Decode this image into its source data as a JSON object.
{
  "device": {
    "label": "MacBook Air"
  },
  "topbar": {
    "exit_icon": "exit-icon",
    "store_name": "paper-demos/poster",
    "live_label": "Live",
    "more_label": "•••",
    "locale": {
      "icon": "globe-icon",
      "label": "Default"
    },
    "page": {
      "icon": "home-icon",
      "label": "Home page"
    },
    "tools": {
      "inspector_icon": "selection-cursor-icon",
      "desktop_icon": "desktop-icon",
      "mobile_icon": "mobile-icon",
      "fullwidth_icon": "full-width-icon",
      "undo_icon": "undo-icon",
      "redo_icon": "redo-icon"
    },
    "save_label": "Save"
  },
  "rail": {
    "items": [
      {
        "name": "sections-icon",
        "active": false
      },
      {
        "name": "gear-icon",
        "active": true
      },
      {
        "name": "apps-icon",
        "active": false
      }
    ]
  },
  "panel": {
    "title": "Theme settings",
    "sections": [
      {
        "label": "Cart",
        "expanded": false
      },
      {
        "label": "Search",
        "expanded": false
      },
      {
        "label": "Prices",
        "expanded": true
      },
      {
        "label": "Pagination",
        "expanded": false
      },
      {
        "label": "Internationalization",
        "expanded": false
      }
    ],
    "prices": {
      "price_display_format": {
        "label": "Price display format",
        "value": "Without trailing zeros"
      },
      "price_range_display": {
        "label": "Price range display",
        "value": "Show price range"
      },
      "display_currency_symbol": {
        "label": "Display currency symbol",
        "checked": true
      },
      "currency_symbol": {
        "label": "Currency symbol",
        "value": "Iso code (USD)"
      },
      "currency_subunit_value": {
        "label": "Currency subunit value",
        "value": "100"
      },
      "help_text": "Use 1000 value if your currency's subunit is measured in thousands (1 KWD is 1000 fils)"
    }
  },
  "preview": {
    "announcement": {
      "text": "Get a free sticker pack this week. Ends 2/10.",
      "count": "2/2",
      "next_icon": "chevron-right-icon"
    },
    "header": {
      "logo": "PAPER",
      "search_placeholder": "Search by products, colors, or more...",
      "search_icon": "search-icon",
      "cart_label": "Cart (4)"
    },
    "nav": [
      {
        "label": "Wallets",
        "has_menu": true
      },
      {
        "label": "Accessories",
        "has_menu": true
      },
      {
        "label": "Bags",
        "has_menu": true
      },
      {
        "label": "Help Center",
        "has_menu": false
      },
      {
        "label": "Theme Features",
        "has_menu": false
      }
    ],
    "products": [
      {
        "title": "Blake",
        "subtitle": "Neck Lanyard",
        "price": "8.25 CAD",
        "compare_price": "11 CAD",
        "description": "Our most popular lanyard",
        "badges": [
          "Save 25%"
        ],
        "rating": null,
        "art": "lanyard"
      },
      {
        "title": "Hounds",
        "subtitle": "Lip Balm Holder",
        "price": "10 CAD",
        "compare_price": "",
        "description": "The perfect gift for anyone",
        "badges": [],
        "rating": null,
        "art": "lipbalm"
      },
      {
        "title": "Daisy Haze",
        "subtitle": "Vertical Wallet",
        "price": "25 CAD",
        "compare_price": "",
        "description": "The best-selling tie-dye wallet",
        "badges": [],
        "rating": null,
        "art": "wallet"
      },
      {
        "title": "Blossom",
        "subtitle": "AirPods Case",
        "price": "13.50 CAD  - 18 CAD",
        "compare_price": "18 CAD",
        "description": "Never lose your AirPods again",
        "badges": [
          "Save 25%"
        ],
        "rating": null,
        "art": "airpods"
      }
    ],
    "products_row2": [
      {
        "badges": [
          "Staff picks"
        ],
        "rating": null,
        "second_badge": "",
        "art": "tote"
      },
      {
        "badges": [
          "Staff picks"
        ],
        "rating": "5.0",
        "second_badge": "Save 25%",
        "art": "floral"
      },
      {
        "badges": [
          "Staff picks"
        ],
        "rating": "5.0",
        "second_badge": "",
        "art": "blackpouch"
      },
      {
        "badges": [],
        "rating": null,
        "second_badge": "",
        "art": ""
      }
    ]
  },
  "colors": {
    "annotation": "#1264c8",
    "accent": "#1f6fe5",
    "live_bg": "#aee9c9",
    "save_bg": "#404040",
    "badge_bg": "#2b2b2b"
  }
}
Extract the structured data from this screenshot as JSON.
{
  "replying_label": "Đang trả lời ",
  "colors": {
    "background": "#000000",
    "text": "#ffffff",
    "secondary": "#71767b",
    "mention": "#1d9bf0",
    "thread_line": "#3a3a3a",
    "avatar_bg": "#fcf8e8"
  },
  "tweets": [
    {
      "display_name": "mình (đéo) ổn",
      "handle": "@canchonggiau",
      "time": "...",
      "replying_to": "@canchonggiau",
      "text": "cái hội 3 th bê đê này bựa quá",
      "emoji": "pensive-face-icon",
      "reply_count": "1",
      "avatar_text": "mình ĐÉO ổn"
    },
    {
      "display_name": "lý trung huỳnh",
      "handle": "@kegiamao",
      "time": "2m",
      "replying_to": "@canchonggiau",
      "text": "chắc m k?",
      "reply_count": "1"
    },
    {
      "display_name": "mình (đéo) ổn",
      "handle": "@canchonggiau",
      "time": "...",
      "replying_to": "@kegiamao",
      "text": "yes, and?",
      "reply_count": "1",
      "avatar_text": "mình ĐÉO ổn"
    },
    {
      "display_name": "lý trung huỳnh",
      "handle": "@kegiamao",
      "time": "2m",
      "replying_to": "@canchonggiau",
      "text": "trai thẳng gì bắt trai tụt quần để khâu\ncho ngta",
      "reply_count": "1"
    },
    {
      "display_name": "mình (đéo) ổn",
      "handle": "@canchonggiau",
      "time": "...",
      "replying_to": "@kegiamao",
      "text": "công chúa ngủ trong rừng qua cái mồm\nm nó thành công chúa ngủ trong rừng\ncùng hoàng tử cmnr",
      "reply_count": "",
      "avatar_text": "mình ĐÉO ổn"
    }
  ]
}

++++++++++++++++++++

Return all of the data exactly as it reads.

Decode this image into its source data as a JSON object.
{
  "device": {
    "label": "MacBook Air"
  },
  "topbar": {
    "exit_icon": "exit-icon",
    "store_name": "paper-demos/poster",
    "live_label": "Live",
    "more_label": "•••",
    "locale": {
      "icon": "globe-icon",
      "label": "Default"
    },
    "page": {
      "icon": "home-icon",
      "label": "Home page"
    },
    "tools": {
      "inspector_icon": "selection-cursor-icon",
      "desktop_icon": "desktop-icon",
      "mobile_icon": "mobile-icon",
      "fullwidth_icon": "full-width-icon",
      "undo_icon": "undo-icon",
      "redo_icon": "redo-icon"
    },
    "save_label": "Save"
  },
  "rail": {
    "items": [
      {
        "name": "sections-icon",
        "active": false
      },
      {
        "name": "gear-icon",
        "active": true
      },
      {
        "name": "apps-icon",
        "active": false
      }
    ]
  },
  "panel": {
    "title": "Theme settings",
    "sections": [
      {
        "label": "Cart",
        "expanded": false
      },
      {
        "label": "Search",
        "expanded": false
      },
      {
        "label": "Prices",
        "expanded": true
      },
      {
        "label": "Pagination",
        "expanded": false
      },
      {
        "label": "Internationalization",
        "expanded": false
      }
    ],
    "prices": {
      "price_display_format": {
        "label": "Price display format",
        "value": "Without trailing zeros"
      },
      "price_range_display": {
        "label": "Price range display",
        "value": "Show price range"
      },
      "display_currency_symbol": {
        "label": "Display currency symbol",
        "checked": true
      },
      "currency_symbol": {
        "label": "Currency symbol",
        "value": "Iso code (USD)"
      },
      "currency_subunit_value": {
        "label": "Currency subunit value",
        "value": "100"
      },
      "help_text": "Use 1000 value if your currency's subunit is measured in thousands (1 KWD is 1000 fils)"
    }
  },
  "preview": {
    "announcement": {
      "text": "Get a free sticker pack this week. Ends 2/10.",
      "count": "2/2",
      "next_icon": "chevron-right-icon"
    },
    "header": {
      "logo": "PAPER",
      "search_placeholder": "Search by products, colors, or more...",
      "search_icon": "search-icon",
      "cart_label": "Cart (4)"
    },
    "nav": [
      {
        "label": "Wallets",
        "has_menu": true
      },
      {
        "label": "Accessories",
        "has_menu": true
      },
      {
        "label": "Bags",
        "has_menu": true
      },
      {
        "label": "Help Center",
        "has_menu": false
      },
      {
        "label": "Theme Features",
        "has_menu": false
      }
    ],
    "products": [
      {
        "title": "Blake",
        "subtitle": "Neck Lanyard",
        "price": "8.25 CAD",
        "compare_price": "11 CAD",
        "description": "Our most popular lanyard",
        "badges": [
          "Save 25%"
        ],
        "rating": null,
        "art": "lanyard"
      },
      {
        "title": "Hounds",
        "subtitle": "Lip Balm Holder",
        "price": "10 CAD",
        "compare_price": "",
        "description": "The perfect gift for anyone",
        "badges": [],
        "rating": null,
        "art": "lipbalm"
      },
      {
        "title": "Daisy Haze",
        "subtitle": "Vertical Wallet",
        "price": "25 CAD",
        "compare_price": "",
        "description": "The best-selling tie-dye wallet",
        "badges": [],
        "rating": null,
        "art": "wallet"
      },
      {
        "title": "Blossom",
        "subtitle": "AirPods Case",
        "price": "13.50 CAD  - 18 CAD",
        "compare_price": "18 CAD",
        "description": "Never lose your AirPods again",
        "badges": [
          "Save 25%"
        ],
        "rating": null,
        "art": "airpods"
      }
    ],
    "products_row2": [
      {
        "badges": [
          "Staff picks"
        ],
        "rating": null,
        "second_badge": "",
        "art": "tote"
      },
      {
        "badges": [
          "Staff picks"
        ],
        "rating": "5.0",
        "second_badge": "Save 25%",
        "art": "floral"
      },
      {
        "badges": [
          "Staff picks"
        ],
        "rating": "5.0",
        "second_badge": "",
        "art": "blackpouch"
      },
      {
        "badges": [],
        "rating": null,
        "second_badge": "",
        "art": ""
      }
    ]
  },
  "colors": {
    "annotation": "#1264c8",
    "accent": "#1f6fe5",
    "live_bg": "#aee9c9",
    "save_bg": "#404040",
    "badge_bg": "#2b2b2b"
  }
}
Extract the structured data from this screenshot as JSON.
{
  "replying_label": "Đang trả lời ",
  "colors": {
    "background": "#000000",
    "text": "#ffffff",
    "secondary": "#71767b",
    "mention": "#1d9bf0",
    "thread_line": "#3a3a3a",
    "avatar_bg": "#fcf8e8"
  },
  "tweets": [
    {
      "display_name": "mình (đéo) ổn",
      "handle": "@canchonggiau",
      "time": "...",
      "replying_to": "@canchonggiau",
      "text": "cái hội 3 th bê đê này bựa quá",
      "emoji": "pensive-face-icon",
      "reply_count": "1",
      "avatar_text": "mình ĐÉO ổn"
    },
    {
      "display_name": "lý trung huỳnh",
      "handle": "@kegiamao",
      "time": "2m",
      "replying_to": "@canchonggiau",
      "text": "chắc m k?",
      "reply_count": "1"
    },
    {
      "display_name": "mình (đéo) ổn",
      "handle": "@canchonggiau",
      "time": "...",
      "replying_to": "@kegiamao",
      "text": "yes, and?",
      "reply_count": "1",
      "avatar_text": "mình ĐÉO ổn"
    },
    {
      "display_name": "lý trung huỳnh",
      "handle": "@kegiamao",
      "time": "2m",
      "replying_to": "@canchonggiau",
      "text": "trai thẳng gì bắt trai tụt quần để khâu\ncho ngta",
      "reply_count": "1"
    },
    {
      "display_name": "mình (đéo) ổn",
      "handle": "@canchonggiau",
      "time": "...",
      "replying_to": "@kegiamao",
      "text": "công chúa ngủ trong rừng qua cái mồm\nm nó thành công chúa ngủ trong rừng\ncùng hoàng tử cmnr",
      "reply_count": "",
      "avatar_text": "mình ĐÉO ổn"
    }
  ]
}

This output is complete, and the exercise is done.